─── RECORDS

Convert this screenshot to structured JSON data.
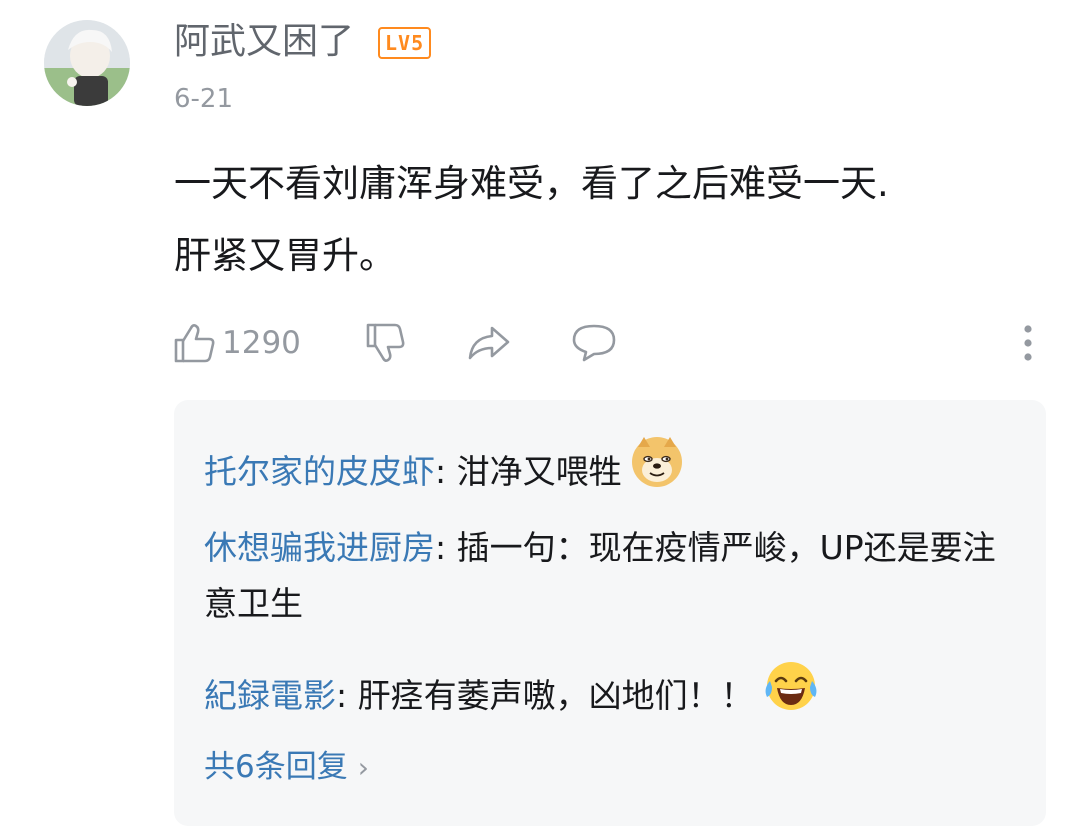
{
  "comment": {
    "username": "阿武又困了",
    "level_badge": "LV5",
    "timestamp": "6-21",
    "text_line1": "一天不看刘庸浑身难受，看了之后难受一天.",
    "text_line2": "肝紧又胃升。",
    "like_count": "1290"
  },
  "icons": {
    "like": "thumbs-up-icon",
    "dislike": "thumbs-down-icon",
    "share": "share-icon",
    "reply": "comment-bubble-icon",
    "more": "vertical-ellipsis-icon",
    "emoji_doge": "doge-emoji",
    "emoji_laugh": "laughing-tears-emoji"
  },
  "replies": [
    {
      "author": "托尔家的皮皮虾",
      "separator": ": ",
      "text": "泔净又喂牲"
    },
    {
      "author": "休想骗我进厨房",
      "separator": ": ",
      "text": "插一句：现在疫情严峻，UP还是要注意卫生"
    },
    {
      "author": "紀録電影",
      "separator": ": ",
      "text": "肝痉有萎声嗷，凶地们！！"
    }
  ],
  "see_all_label": "共6条回复",
  "see_all_chevron": "›",
  "colors": {
    "link_blue": "#3a79b5",
    "level_orange": "#ff8a1e",
    "secondary_gray": "#9499a0",
    "reply_bg": "#f6f7f8"
  }
}
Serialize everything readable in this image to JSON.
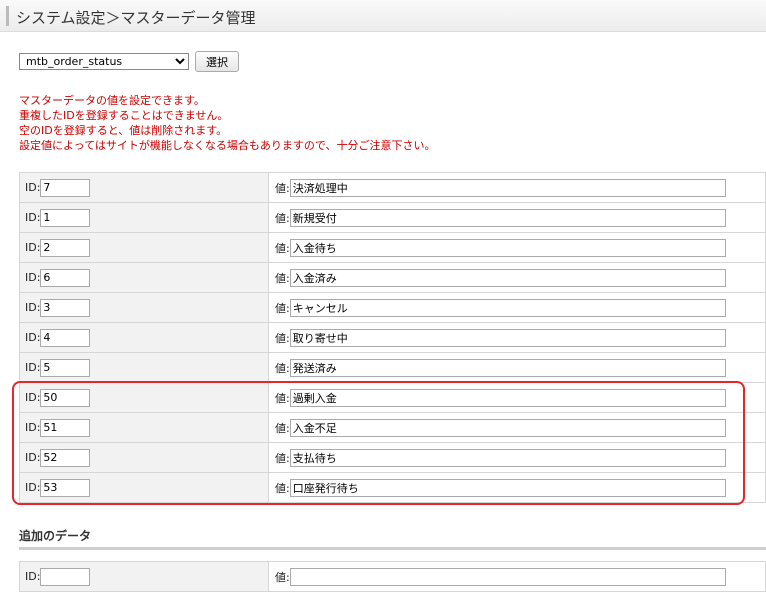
{
  "header": {
    "title": "システム設定＞マスターデータ管理"
  },
  "master_select": {
    "value": "mtb_order_status",
    "button_label": "選択"
  },
  "notice": [
    "マスターデータの値を設定できます。",
    "重複したIDを登録することはできません。",
    "空のIDを登録すると、値は削除されます。",
    "設定値によってはサイトが機能しなくなる場合もありますので、十分ご注意下さい。"
  ],
  "labels": {
    "id": "ID:",
    "value": "値:"
  },
  "rows": [
    {
      "id": "7",
      "value": "決済処理中"
    },
    {
      "id": "1",
      "value": "新規受付"
    },
    {
      "id": "2",
      "value": "入金待ち"
    },
    {
      "id": "6",
      "value": "入金済み"
    },
    {
      "id": "3",
      "value": "キャンセル"
    },
    {
      "id": "4",
      "value": "取り寄せ中"
    },
    {
      "id": "5",
      "value": "発送済み"
    },
    {
      "id": "50",
      "value": "過剰入金"
    },
    {
      "id": "51",
      "value": "入金不足"
    },
    {
      "id": "52",
      "value": "支払待ち"
    },
    {
      "id": "53",
      "value": "口座発行待ち"
    }
  ],
  "add_section": {
    "title": "追加のデータ",
    "id": "",
    "value": ""
  },
  "colors": {
    "notice": "#cc0000",
    "highlight": "#e8252b"
  }
}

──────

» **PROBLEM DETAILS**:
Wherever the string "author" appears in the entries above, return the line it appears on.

» **TASK SOLUTION**:
      "author": "托尔家的皮皮虾",
      "author": "休想骗我进厨房",
      "author": "紀録電影",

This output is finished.